The temporal course and the characteristics of the cognitive, behavioral and activities of daily living deficits suggest that the most likely diagnosis in this case is a dementia syndrome. Alzheimer’s disease is the most common form of dementia at this age, and is indeed the most likely diagnosis. Alzheimer’s disease is still mostly diagnosed on clinical basis by considering the cognitive characteristics and the temporal progression of the disease.
However, additional causes of dementia should be considered.
-       Lewy body dementia ( LBD) is a possibility: I would consider this possibility however only in case that extrapyramidal signs such as rigidity and gait difficulties are evident on the neurological examination as the clinical course which is presented is not consistent with LBD ( i.e. there is no mention of fluctuation during the day, falls or visual hallucinations).
-       Fronto temporal dementia (FTD) is also a possibility: The provided clinical characteristics however are not consistent with this diagnosis either. The age of onset of the dementia is late and there is no history of personality changes - a prominent feature of FTD.
-       Although there is no history of vascular risk factors (such as elevated blood pressure, diabetes or coagulation defects) vascular dementia and mixed dementia (Alzheimer’s disease and vascular brain disease) are possible diagnoses. 

Other, even rarer conditions can’t be completely ruled out as well.
A more accurate diagnosis can be established by adding to the work-up a brain MRI and performing a lumbar puncture to evaluate for chronic infections and neoplastic conditions and for measurement of Tau protein (which is usually moderately elevated in Alzheimer’s disease and markedly elevated in conditions such as Creutzfeld Jacob disease). 
Practically: Considering that the patient is running a slow and progressive deterioration and assuming that the neurological and physical examinations are normal my recommendations would be:
To perform a routine laboratory work-up and brain MRI and next consider indications for LP according to the results.
Regarding therapy:
The present working diagnosis is possible Alzheimer’s disease.

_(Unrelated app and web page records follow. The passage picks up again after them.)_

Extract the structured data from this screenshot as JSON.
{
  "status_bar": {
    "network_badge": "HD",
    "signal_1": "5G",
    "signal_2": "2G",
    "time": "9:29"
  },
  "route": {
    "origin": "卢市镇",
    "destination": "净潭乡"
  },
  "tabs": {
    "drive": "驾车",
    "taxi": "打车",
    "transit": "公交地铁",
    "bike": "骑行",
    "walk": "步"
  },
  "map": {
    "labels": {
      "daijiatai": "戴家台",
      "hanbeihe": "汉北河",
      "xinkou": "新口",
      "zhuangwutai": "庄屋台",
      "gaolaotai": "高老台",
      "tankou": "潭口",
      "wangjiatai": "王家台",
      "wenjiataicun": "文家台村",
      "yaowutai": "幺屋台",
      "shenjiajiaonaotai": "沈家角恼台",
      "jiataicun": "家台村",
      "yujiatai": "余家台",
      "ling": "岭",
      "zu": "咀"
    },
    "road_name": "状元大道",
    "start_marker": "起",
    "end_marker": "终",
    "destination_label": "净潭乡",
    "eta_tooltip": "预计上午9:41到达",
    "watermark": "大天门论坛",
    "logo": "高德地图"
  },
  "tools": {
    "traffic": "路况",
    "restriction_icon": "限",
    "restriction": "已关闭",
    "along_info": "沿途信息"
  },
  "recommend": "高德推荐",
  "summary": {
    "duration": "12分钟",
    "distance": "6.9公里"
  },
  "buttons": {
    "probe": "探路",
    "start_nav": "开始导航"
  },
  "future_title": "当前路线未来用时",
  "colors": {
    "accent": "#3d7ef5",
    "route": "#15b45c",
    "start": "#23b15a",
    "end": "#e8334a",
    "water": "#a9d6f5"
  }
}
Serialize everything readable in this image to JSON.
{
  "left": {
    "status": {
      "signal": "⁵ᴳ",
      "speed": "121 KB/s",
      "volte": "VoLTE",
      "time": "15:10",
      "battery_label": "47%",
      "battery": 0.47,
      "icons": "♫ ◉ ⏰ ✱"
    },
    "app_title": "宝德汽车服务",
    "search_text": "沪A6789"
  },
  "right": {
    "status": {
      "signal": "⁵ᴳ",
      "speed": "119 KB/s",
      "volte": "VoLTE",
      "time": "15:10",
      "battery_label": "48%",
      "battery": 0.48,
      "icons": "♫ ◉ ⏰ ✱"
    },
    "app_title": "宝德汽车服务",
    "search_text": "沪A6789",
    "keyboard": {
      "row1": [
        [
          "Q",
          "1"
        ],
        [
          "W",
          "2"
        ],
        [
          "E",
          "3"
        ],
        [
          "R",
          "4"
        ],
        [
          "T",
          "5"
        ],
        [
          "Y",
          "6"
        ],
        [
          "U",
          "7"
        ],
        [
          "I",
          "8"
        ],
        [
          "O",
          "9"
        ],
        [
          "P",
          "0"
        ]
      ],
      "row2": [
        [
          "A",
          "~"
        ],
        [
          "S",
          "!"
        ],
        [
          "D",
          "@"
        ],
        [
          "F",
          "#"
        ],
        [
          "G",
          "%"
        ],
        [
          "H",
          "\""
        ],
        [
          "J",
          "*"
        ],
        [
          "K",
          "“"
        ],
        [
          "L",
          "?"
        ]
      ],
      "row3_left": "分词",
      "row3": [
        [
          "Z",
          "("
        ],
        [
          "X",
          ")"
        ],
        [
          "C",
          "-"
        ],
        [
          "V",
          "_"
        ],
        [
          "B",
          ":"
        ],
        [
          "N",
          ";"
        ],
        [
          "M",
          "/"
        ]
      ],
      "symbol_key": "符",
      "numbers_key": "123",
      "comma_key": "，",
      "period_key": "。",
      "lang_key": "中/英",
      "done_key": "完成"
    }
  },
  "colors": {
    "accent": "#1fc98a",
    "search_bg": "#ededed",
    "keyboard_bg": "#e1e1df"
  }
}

In such cases therapy with acetyl choline-esterase inhibitors (Aricept, Exelon, Reminyl) is certainly indicated.
Following several months of therapy and according to the therapeutic response and adverse effects profile Memantine should be considered either as add-on or as alternative.
The patient should be screened for depression and if present medicated for this condition as well.
There are clinical trials for investigational treatments underway at multiple centers throughout Italy and Europe. 
I would suggest that you contact a University-level hospital and inquire about available ongoing clinical trials. I will be able to provide further information regarding a particular trial once considered.